Seven people have been confirmed dead from the bomb explosion that shook the Norwegian capital of Oslo as police said that the explosive was set-up in a car. At least 85 others were killed in a shooting at a youth camp in nearby Utoya Island, bringing the current death count to 92. Official sources and social media indicate that Breivik might be a right-wing Christian fundamentalist who may have had an issue with Norway’s multi-cultural society. It may explain why he targeted a politically-partisan youth camp organized by the Labour Party which currently holds power in the country.
Breivik is now being linked to a 1,500 page manifesto that lists popular FPS Call of Duty: Modern Warfare 2 as a means of training for what he believes is an impending war with Islam. He writes:
“I just bought Modern Warfare 2, the game. It is probably the best military simulator out there and it’s one of the hottest games this year. … I see MW2 more as a part of my training-simulation than anything else. I’ve still learned to love it though and especially the multiplayer part is amazing. You can more or less completely simulate actual operations.”
He also believes that using what he considers social and cultural “taboos” such as MMOs, one can disguise their true motives and can continue researching and preparing for them undistracted. Breivik claims, “using social taboos is an extremely effective method from preventing people who know you well from digging too much.” He then continues:
“For example, tell them that you have started to play World of Warcraft or any other online MMO game and that you wish to focus on this for the next months/year. “This “new project” can justify isolation and people will understand somewhat why you are not answering your phone over long periods. Tell them that you are completely hooked on the game (raiding dungeons etc). You will be amazed on how much you can do undetected while blaming this game. If your planning requires you to travel, say that you are visiting one of your WoW friends, or better yet, a girl from your “guild” (who lives in another country). No further questions will be raised if you present these arguments.”
When more details come to light in regards to the meaning behind these attacks and after the media begins to thoroughly read through Breivik’s writings, expect a familiar media panic with the sole purpose of vilifying the gaming industry and “the violence it perpetuates.” Unfortunately, media sensationalism when coupled with the emotional aspect associated with horrific atrocities such as this one may effectively end the success gained following the industry’s recent victory against the State of California.
Breivik speaks specifically about the concept of isolation when playing an MMO as a type of “cover” that would allow a person to continue on with more sinister actions and prevent people from asking further questions. Gamers are well aware that people associated with the subculture are commonly misrepresented as being anti-social recluses and though this stereotype is constantly being disproved, psychopathic lunatics like Breivik will always prevent the medium from gaining ground.
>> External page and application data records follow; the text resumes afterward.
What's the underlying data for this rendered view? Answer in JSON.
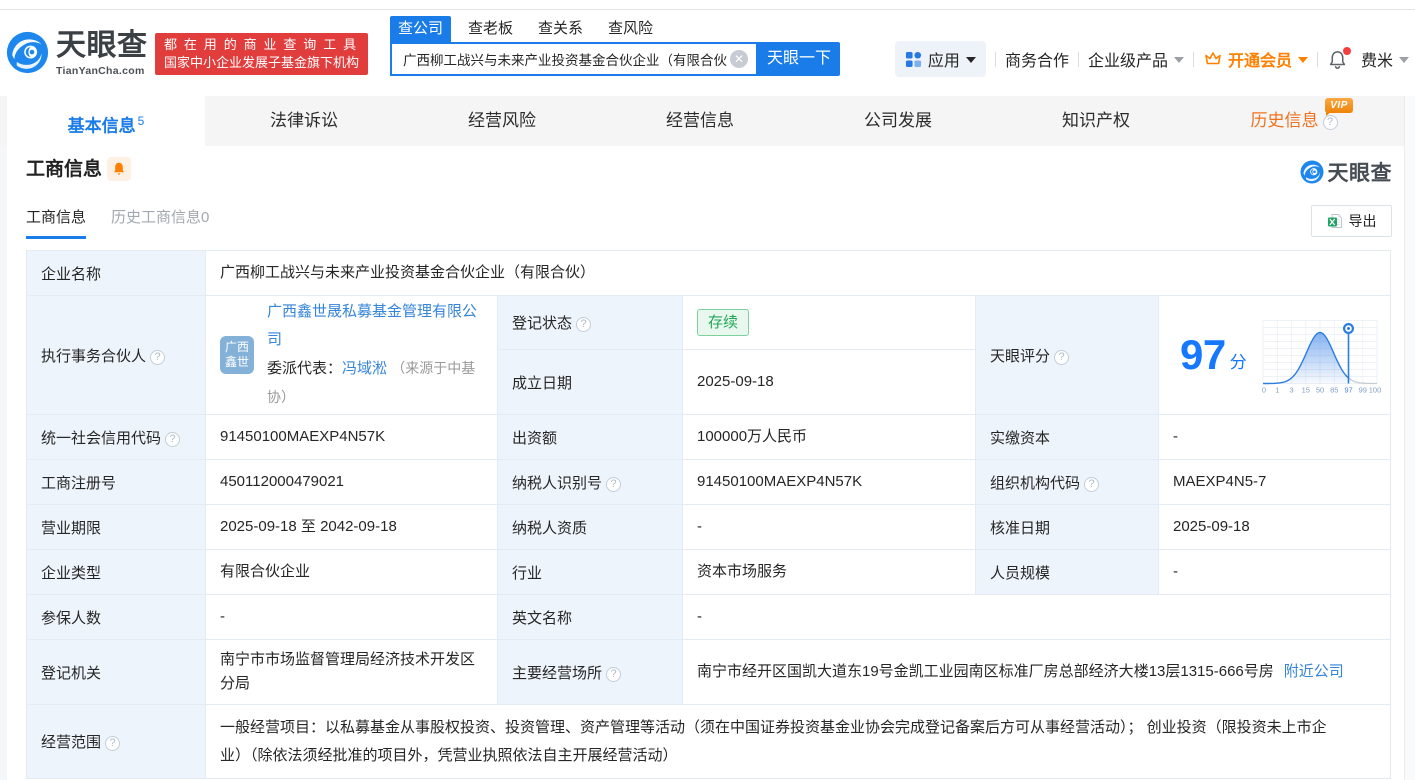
{
  "header": {
    "logo": {
      "title": "天眼查",
      "domain": "TianYanCha.com"
    },
    "slogan": {
      "line1": "都在用的商业查询工具",
      "line2": "国家中小企业发展子基金旗下机构"
    },
    "search": {
      "tabs": [
        {
          "label": "查公司",
          "active": true
        },
        {
          "label": "查老板",
          "active": false
        },
        {
          "label": "查关系",
          "active": false
        },
        {
          "label": "查风险",
          "active": false
        }
      ],
      "value": "广西柳工战兴与未来产业投资基金合伙企业（有限合伙",
      "button": "天眼一下"
    },
    "menu": {
      "apps": "应用",
      "cooperation": "商务合作",
      "enterprise": "企业级产品",
      "vip": "开通会员",
      "user": "费米"
    }
  },
  "nav": {
    "tabs": [
      {
        "label": "基本信息",
        "count": "5",
        "active": true
      },
      {
        "label": "法律诉讼"
      },
      {
        "label": "经营风险"
      },
      {
        "label": "经营信息"
      },
      {
        "label": "公司发展"
      },
      {
        "label": "知识产权"
      },
      {
        "label": "历史信息",
        "badge": "VIP"
      }
    ]
  },
  "section": {
    "title": "工商信息",
    "watermark": "天眼查",
    "subtabs": [
      {
        "label": "工商信息",
        "active": true
      },
      {
        "label": "历史工商信息0",
        "active": false
      }
    ],
    "export_label": "导出"
  },
  "fields": {
    "company_name": {
      "label": "企业名称",
      "value": "广西柳工战兴与未来产业投资基金合伙企业（有限合伙）"
    },
    "partner": {
      "label": "执行事务合伙人",
      "logo_line1": "广西",
      "logo_line2": "鑫世",
      "company": "广西鑫世晟私募基金管理有限公司",
      "rep_label": "委派代表：",
      "rep_name": "冯域淞",
      "rep_source": "（来源于中基协）"
    },
    "reg_status": {
      "label": "登记状态",
      "value": "存续"
    },
    "establish_date": {
      "label": "成立日期",
      "value": "2025-09-18"
    },
    "credit_code": {
      "label": "统一社会信用代码",
      "value": "91450100MAEXP4N57K"
    },
    "capital": {
      "label": "出资额",
      "value": "100000万人民币"
    },
    "paid_capital": {
      "label": "实缴资本",
      "value": "-"
    },
    "reg_number": {
      "label": "工商注册号",
      "value": "450112000479021"
    },
    "taxpayer_id": {
      "label": "纳税人识别号",
      "value": "91450100MAEXP4N57K"
    },
    "org_code": {
      "label": "组织机构代码",
      "value": "MAEXP4N5-7"
    },
    "business_term": {
      "label": "营业期限",
      "value": "2025-09-18 至 2042-09-18"
    },
    "taxpayer_quality": {
      "label": "纳税人资质",
      "value": "-"
    },
    "approval_date": {
      "label": "核准日期",
      "value": "2025-09-18"
    },
    "company_type": {
      "label": "企业类型",
      "value": "有限合伙企业"
    },
    "industry": {
      "label": "行业",
      "value": "资本市场服务"
    },
    "staff_size": {
      "label": "人员规模",
      "value": "-"
    },
    "insured_count": {
      "label": "参保人数",
      "value": "-"
    },
    "english_name": {
      "label": "英文名称",
      "value": "-"
    },
    "reg_authority": {
      "label": "登记机关",
      "value": "南宁市市场监督管理局经济技术开发区分局"
    },
    "business_address": {
      "label": "主要经营场所",
      "value": "南宁市经开区国凯大道东19号金凯工业园南区标准厂房总部经济大楼13层1315-666号房",
      "nearby": "附近公司"
    },
    "business_scope": {
      "label": "经营范围",
      "value": "一般经营项目：以私募基金从事股权投资、投资管理、资产管理等活动（须在中国证券投资基金业协会完成登记备案后方可从事经营活动）； 创业投资（限投资未上市企业）（除依法须经批准的项目外，凭营业执照依法自主开展经营活动）"
    }
  },
  "score": {
    "label": "天眼评分",
    "value": "97",
    "unit": "分",
    "chart_data": {
      "type": "area",
      "title": "天眼评分分布曲线",
      "ticks": [
        "0",
        "1",
        "3",
        "15",
        "50",
        "85",
        "97",
        "99",
        "100"
      ],
      "marker_value": "97"
    }
  },
  "colors": {
    "brand_blue": "#1a7ce8",
    "link_blue": "#3585d8",
    "score_blue": "#1678ff",
    "vip_orange": "#ff8000",
    "slogan_red": "#e23d3d",
    "status_green": "#23a757"
  }
}
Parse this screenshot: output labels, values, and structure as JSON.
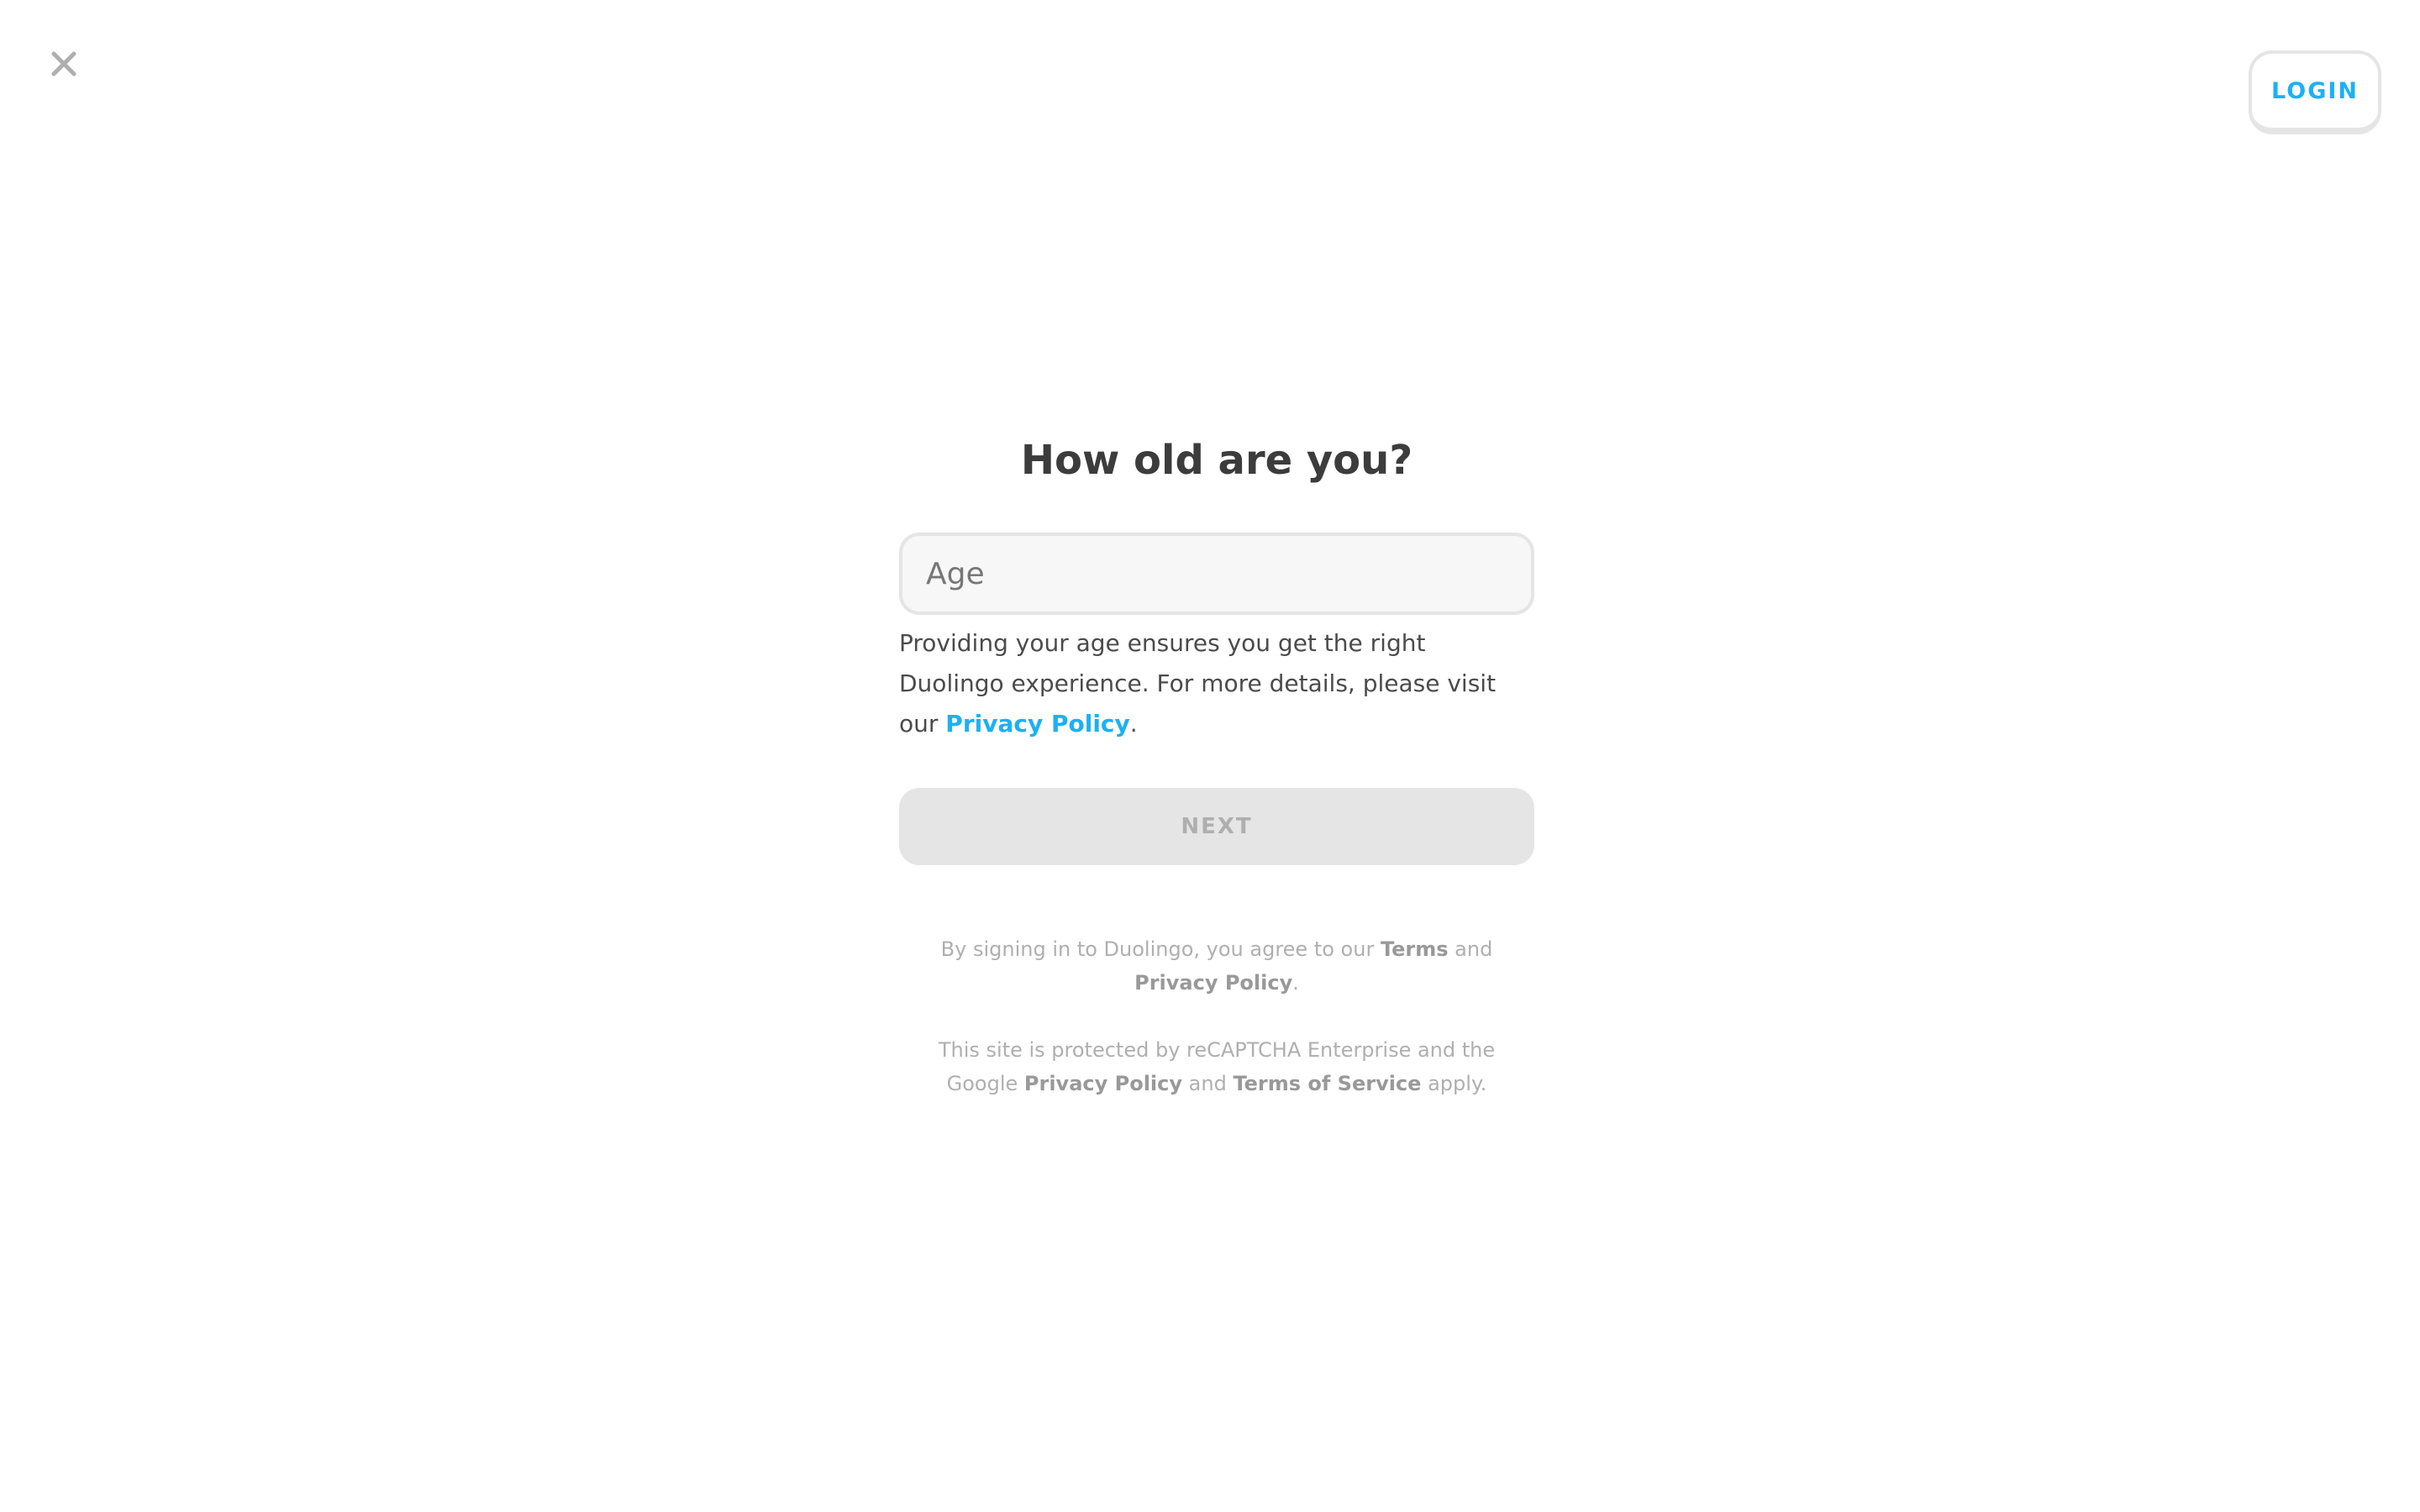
{
  "header": {
    "close_icon": "close-icon",
    "login_label": "LOGIN"
  },
  "main": {
    "title": "How old are you?",
    "age_placeholder": "Age",
    "age_value": "",
    "helper_text": "Providing your age ensures you get the right Duolingo experience. For more details, please visit our ",
    "helper_link": "Privacy Policy",
    "helper_end": ".",
    "next_label": "NEXT"
  },
  "legal": {
    "signin_text": "By signing in to Duolingo, you agree to our ",
    "terms_link": "Terms",
    "and1": " and ",
    "privacy_link": "Privacy Policy",
    "end1": ".",
    "recaptcha_text": "This site is protected by reCAPTCHA Enterprise and the Google ",
    "google_privacy_link": "Privacy Policy",
    "and2": " and ",
    "google_terms_link": "Terms of Service",
    "end2": " apply."
  },
  "colors": {
    "accent": "#1cb0f6",
    "disabled_bg": "#e5e5e5",
    "disabled_text": "#afafaf",
    "title": "#3c3c3c"
  }
}
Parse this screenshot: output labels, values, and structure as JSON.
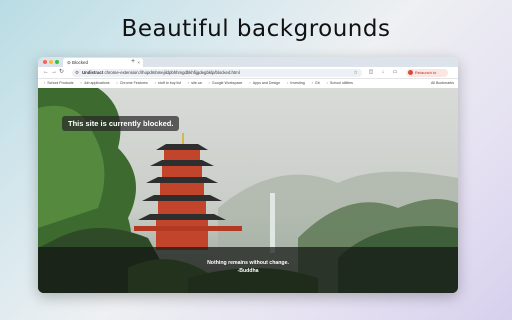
{
  "headline": "Beautiful backgrounds",
  "browser": {
    "tab_title": "⊘ Blocked",
    "tab_close": "×",
    "new_tab": "+",
    "nav_back": "←",
    "nav_forward": "→",
    "nav_reload": "↻",
    "url_app": "Undistract",
    "url": "chrome-extension://hopdmbmejildpbhhmgdbkhfijgdegbklp/blocked.html",
    "profile_label": "Relaunch to update",
    "bookmarks": [
      "School Products",
      "Job applications",
      "Chrome Features",
      "stuff to buy list",
      "site.ca",
      "Google Workspace",
      "Apps and Design",
      "Investing",
      "Git",
      "School utilities"
    ],
    "bookmarks_right": "All Bookmarks"
  },
  "page": {
    "blocked_message": "This site is currently blocked.",
    "quote": "Nothing remains without change.",
    "author": "-Buddha"
  },
  "colors": {
    "accent": "#d64b3b",
    "pagoda": "#c2442a",
    "overlay": "#141614"
  }
}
It’s truly an unfortunate circumstance for any advocate of the gaming industry should the media decide to ignore the entire story and focus on labeling Breivik as a gamer first, sociopath second.
Source: CNN, Kotaku
- This article was updated on:December 3rd, 2017